> _How to complete this task_
Every line in the data below that holds "speakers" should be found and copied.

> _Source records_
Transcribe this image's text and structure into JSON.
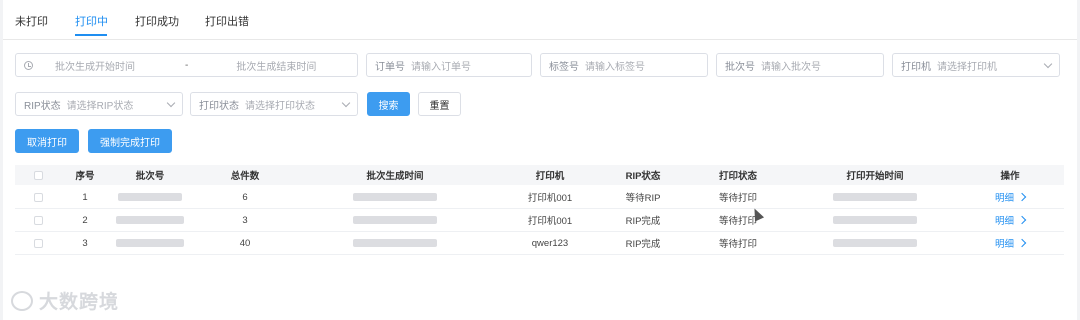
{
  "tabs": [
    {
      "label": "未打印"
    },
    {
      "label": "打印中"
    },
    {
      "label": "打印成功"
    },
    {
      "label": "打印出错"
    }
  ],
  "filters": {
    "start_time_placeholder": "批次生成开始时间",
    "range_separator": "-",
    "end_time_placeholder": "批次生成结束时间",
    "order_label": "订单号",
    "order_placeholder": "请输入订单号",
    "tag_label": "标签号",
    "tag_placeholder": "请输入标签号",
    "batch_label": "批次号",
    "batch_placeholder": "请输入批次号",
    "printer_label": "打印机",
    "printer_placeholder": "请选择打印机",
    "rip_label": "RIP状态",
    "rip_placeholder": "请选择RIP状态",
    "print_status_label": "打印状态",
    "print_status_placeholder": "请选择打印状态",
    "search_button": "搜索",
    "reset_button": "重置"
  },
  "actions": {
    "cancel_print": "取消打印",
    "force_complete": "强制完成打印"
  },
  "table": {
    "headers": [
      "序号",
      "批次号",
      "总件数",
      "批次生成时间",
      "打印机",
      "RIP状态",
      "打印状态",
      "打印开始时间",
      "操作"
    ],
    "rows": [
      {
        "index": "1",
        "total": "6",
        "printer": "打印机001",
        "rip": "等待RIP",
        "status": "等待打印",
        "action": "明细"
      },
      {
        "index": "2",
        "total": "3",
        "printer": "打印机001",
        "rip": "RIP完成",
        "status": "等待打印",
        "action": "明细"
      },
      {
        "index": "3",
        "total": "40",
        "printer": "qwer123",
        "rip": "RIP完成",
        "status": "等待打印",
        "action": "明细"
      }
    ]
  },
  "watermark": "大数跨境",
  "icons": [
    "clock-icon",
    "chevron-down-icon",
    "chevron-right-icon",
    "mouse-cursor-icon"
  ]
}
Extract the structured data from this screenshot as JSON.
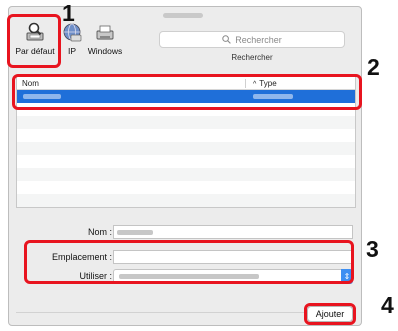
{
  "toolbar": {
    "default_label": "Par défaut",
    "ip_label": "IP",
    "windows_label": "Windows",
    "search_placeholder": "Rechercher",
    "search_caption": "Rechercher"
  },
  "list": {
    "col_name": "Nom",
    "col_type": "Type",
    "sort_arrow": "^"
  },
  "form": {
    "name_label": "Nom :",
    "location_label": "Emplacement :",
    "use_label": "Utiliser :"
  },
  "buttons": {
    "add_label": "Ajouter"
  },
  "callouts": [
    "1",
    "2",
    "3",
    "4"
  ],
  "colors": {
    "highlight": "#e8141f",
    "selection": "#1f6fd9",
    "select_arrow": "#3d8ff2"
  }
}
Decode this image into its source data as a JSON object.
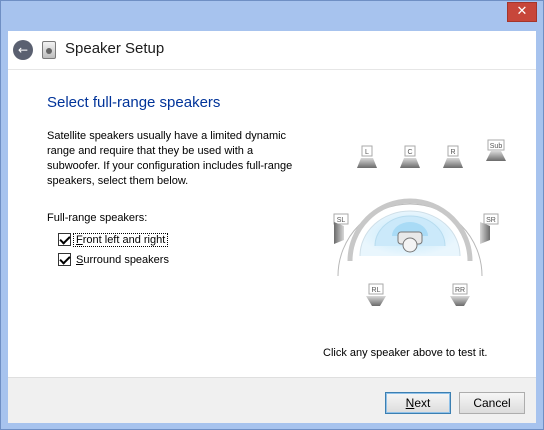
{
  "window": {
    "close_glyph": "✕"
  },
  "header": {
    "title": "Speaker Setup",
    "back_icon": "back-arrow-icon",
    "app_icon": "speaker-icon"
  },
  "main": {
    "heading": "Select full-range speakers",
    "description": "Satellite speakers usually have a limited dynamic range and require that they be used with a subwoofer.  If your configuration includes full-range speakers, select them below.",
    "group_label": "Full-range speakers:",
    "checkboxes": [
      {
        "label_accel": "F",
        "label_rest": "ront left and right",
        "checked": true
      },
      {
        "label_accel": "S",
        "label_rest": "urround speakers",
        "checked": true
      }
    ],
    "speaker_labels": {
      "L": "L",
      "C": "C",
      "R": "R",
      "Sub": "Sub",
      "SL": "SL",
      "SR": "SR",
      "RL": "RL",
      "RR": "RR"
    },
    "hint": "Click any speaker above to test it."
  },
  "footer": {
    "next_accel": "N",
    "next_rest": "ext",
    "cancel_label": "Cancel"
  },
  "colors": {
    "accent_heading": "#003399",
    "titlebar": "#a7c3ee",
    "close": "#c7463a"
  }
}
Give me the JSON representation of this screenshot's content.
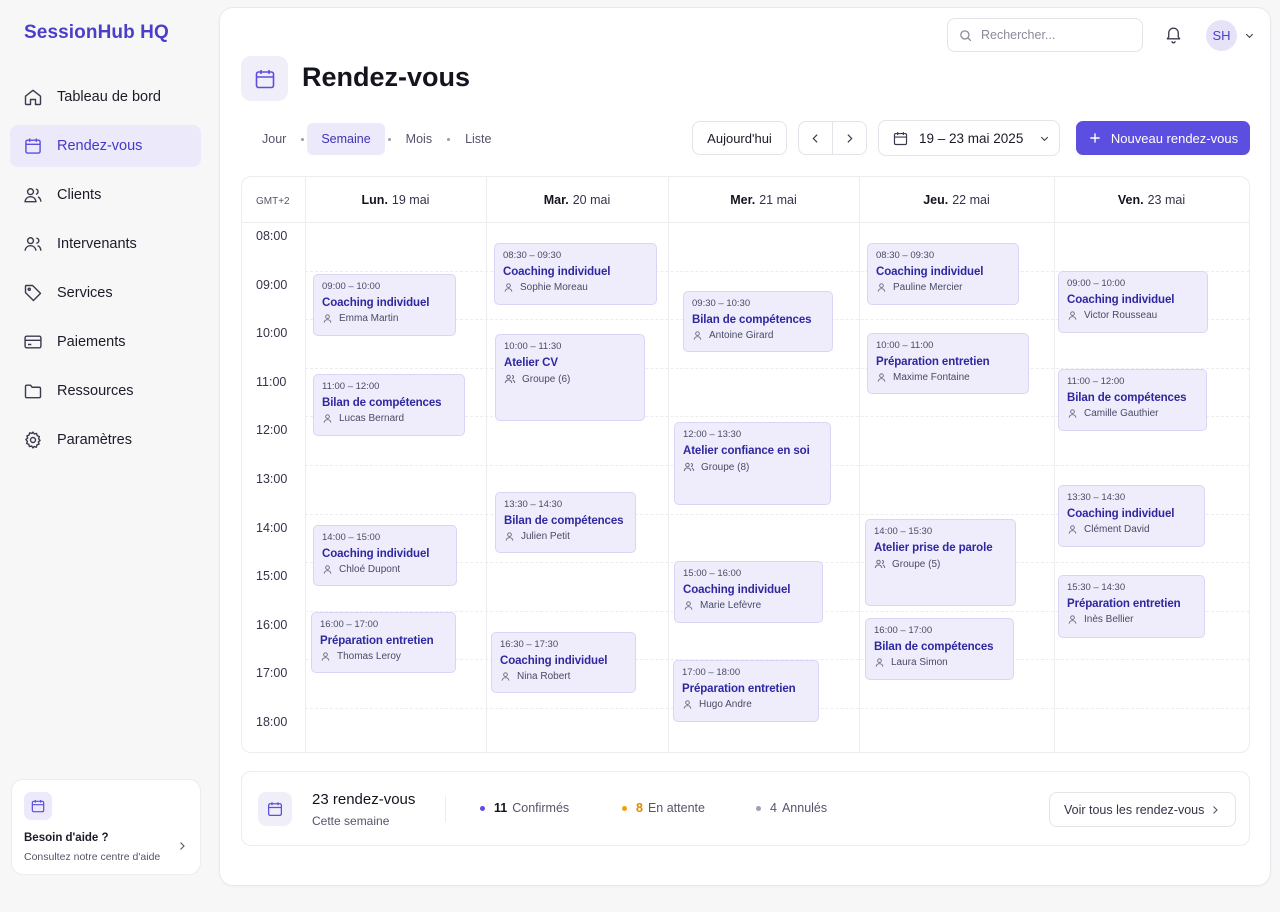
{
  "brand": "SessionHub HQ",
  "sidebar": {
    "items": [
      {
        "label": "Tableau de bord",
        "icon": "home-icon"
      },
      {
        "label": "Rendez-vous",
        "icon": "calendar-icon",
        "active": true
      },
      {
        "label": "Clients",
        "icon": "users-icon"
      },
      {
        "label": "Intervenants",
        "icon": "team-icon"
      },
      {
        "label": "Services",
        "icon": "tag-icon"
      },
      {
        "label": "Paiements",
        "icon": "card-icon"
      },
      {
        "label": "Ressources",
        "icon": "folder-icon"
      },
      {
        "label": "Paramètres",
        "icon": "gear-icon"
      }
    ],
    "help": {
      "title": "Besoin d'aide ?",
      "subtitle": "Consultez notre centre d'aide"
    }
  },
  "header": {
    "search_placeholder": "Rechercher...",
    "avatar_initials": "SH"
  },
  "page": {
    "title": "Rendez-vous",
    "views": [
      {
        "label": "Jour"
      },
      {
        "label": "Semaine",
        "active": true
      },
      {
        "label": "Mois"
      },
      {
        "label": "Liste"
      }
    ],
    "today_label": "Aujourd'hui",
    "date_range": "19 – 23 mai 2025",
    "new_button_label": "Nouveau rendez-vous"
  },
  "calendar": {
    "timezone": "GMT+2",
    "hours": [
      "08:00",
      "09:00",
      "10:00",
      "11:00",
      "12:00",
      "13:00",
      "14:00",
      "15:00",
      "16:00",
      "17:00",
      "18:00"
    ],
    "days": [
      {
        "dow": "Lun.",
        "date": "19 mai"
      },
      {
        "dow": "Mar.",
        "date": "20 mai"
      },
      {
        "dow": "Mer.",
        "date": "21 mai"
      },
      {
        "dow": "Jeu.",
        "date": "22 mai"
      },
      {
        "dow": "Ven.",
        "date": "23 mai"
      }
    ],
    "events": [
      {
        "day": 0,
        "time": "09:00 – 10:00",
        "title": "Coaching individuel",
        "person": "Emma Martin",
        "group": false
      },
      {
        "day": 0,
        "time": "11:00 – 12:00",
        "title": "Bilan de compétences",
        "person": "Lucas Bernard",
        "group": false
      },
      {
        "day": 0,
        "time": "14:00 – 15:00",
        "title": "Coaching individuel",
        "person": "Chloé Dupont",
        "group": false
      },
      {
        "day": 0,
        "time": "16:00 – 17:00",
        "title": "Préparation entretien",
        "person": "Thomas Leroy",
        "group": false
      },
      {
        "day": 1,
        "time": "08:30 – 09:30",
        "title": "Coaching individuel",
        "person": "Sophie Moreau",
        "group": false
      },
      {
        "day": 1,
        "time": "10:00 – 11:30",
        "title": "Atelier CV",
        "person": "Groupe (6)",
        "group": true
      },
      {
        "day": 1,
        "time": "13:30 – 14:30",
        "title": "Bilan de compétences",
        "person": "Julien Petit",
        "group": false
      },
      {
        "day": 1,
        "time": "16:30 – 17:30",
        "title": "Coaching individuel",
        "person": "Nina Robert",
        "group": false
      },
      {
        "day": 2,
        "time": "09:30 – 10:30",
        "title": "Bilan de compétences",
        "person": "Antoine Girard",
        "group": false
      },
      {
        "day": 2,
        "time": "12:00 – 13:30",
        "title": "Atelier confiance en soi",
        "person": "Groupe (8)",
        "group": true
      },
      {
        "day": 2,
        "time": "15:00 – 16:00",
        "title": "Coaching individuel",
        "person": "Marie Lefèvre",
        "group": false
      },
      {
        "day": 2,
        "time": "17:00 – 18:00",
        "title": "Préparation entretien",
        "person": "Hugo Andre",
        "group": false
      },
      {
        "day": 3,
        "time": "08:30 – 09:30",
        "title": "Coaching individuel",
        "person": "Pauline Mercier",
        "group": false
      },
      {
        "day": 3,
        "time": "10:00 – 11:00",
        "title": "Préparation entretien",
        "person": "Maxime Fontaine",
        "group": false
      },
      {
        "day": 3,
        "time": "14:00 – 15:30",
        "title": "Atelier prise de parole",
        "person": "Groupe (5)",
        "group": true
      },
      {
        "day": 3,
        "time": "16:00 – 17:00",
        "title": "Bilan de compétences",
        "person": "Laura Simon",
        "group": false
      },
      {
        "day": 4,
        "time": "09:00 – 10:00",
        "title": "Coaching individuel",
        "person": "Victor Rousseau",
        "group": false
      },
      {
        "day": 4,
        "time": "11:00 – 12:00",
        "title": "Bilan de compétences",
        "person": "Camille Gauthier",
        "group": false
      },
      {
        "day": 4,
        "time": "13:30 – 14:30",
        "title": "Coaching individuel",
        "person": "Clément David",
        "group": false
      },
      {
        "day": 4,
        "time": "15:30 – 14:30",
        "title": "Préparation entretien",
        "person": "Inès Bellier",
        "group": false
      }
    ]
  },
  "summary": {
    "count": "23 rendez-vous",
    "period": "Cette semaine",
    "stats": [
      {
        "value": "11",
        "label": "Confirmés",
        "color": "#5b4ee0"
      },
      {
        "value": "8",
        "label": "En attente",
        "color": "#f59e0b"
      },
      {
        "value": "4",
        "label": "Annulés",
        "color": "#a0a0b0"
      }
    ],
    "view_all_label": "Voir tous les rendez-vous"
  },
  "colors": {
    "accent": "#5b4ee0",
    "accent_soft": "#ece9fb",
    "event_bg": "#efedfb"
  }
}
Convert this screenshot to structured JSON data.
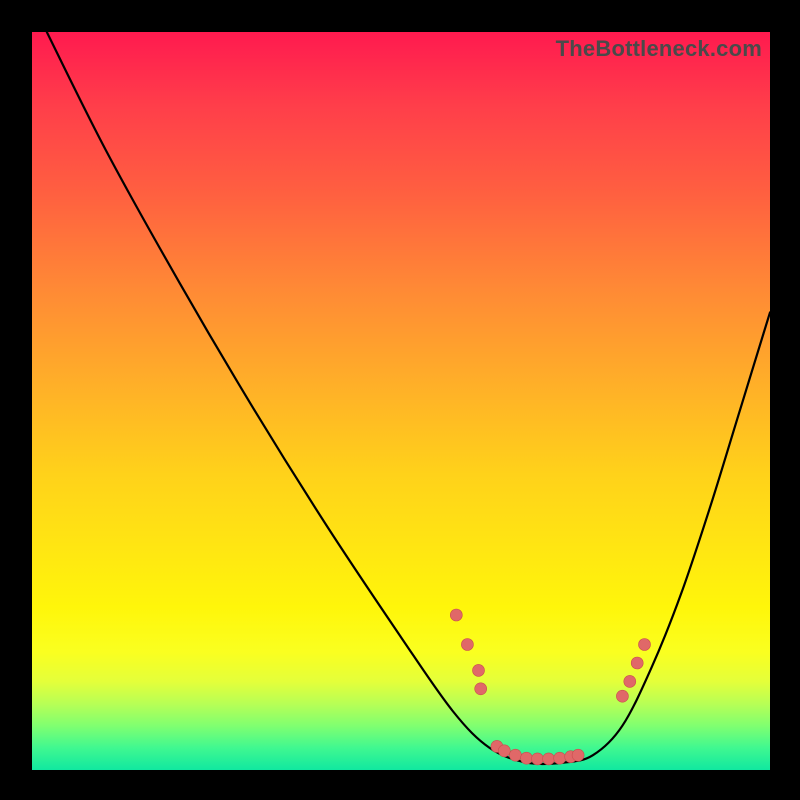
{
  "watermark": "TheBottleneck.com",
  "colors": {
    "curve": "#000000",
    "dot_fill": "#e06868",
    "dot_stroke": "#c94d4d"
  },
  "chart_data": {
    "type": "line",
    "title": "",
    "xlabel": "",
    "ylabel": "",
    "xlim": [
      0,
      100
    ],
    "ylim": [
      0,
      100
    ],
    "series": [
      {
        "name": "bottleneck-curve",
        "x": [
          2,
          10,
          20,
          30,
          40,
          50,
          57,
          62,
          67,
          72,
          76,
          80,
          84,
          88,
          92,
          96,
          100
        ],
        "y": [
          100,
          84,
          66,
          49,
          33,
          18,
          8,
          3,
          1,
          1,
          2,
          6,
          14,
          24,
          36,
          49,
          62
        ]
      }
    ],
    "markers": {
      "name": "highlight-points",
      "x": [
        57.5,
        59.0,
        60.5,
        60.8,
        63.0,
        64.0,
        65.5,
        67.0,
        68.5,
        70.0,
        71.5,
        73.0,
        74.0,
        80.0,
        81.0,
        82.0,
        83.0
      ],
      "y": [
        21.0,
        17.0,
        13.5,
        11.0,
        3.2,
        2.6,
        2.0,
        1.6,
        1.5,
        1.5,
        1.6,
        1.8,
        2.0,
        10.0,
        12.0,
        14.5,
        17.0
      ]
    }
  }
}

> _Response area_
    "heading": "Select full-range speakers",
    "description": "Satellite speakers usually have a limited dynamic range and require that they be used with a subwoofer.  If your configuration includes full-range speakers, select them below.",
    "group_label": "Full-range speakers:",
        "label_rest": "urround speakers",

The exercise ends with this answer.